14. As has already been noticed in this case the borrower-respondents have taken on clear terms as to the schedule of the repayment by four instalments beginning from 31.3.87. When he contested the election he filed his nomination paper on 10.1.88 by that time he defaulted for payment on the first instal­ment. He was declared elected on 15.6.88 though by that time he clearly defaulted in second instalment. Interesting enough, however, after being elected it appears that he repaid debt by three instalments on 22.8.88, 23.8.88 and 11.9.88 though by that time he has already been a defaulter.
 
15. Such default in the payment of any loan has been made a disqualification to be elected or to be nominated to the election of a Chairman of Union Parishad. The reason is that the legislature wanted to eliminate such person from holding a public office because such person, who was defaulter would not be considered suitable for performing the public duly. This was considered in two decisions of this Court in 41 DLR (AD) 48 and 40 DLR (AD) 10. It was fur­ther elaborated in Sheikh Abdus Sabur Vs. Return­ing Officer 41 DLR (AD) 30. It was observed: —
 
"The main object of the 'disqualification' provision appears to be the furtherance of economic and financial interest of the State and though it has not been expressly stated in the statute it is clear from the nature of duties and responsibilities of the persons constituting these local bodies. It is a common knowledge mat for non-payment of loans taken from State-owned banks, the national economy has been badly af­fected. One of the functions of Union Parishad is to help collection of government dues, rent and taxes. Besides, members of the Union Pari­shad are directly involved in financial transaction in the course of their official duties and running the affairs of the Union Parishad.
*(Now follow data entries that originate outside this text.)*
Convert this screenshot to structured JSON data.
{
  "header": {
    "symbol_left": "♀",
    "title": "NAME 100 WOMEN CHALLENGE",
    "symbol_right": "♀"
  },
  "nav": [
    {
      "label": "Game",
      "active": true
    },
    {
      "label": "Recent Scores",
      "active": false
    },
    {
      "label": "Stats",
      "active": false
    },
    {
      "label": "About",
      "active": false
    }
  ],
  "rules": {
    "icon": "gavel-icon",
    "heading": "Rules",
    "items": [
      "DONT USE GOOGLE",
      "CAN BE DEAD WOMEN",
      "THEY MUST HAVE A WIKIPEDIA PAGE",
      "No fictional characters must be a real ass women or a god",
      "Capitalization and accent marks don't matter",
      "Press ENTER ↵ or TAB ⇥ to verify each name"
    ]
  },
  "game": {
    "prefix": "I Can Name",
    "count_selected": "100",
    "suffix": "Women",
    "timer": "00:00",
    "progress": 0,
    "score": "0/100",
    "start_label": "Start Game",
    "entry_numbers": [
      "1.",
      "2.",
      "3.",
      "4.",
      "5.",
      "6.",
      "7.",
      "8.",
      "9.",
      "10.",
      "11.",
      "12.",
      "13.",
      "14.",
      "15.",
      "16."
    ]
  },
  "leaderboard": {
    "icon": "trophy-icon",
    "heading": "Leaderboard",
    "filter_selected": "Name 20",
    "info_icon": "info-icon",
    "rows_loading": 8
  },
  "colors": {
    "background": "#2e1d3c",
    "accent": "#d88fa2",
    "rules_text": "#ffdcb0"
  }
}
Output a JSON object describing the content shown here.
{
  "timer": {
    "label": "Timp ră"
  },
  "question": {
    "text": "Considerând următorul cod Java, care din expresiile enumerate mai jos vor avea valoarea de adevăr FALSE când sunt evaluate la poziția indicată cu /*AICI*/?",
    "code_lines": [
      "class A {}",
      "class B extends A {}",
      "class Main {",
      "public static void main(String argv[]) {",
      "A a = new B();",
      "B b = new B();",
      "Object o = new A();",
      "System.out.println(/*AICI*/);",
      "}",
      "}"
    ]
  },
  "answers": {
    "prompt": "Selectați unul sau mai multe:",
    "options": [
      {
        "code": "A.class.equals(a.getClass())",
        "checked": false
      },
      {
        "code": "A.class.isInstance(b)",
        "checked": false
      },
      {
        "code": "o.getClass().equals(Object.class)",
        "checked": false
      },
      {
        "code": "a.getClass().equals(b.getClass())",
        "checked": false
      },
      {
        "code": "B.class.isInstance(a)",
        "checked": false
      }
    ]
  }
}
The fact that these persons are financially handicapped by be­ing 'defaulters' will embarrass them in the dis­charge of their duties."
 
16. Dr Kamal Hossain has correctly formulated the law that failure to pay any instalment of the loan should be taken as defaulter in view of the nature of duties of such public office.
 
17. Considering the aforesaid decisions and the stipulations in the terms and agreement in the afore­said enactment the irresistible conclusion is that fail­ure to pay any instalment makes the borrower defaul­ter in payment of the loan and the law says such person is disqualified for holding office of the Chair­man.
 
In the result, therefore, this appeal is allowed and the judgment and order of the High Court Divi­sion is set aside without any order as to cost.
 
Ed.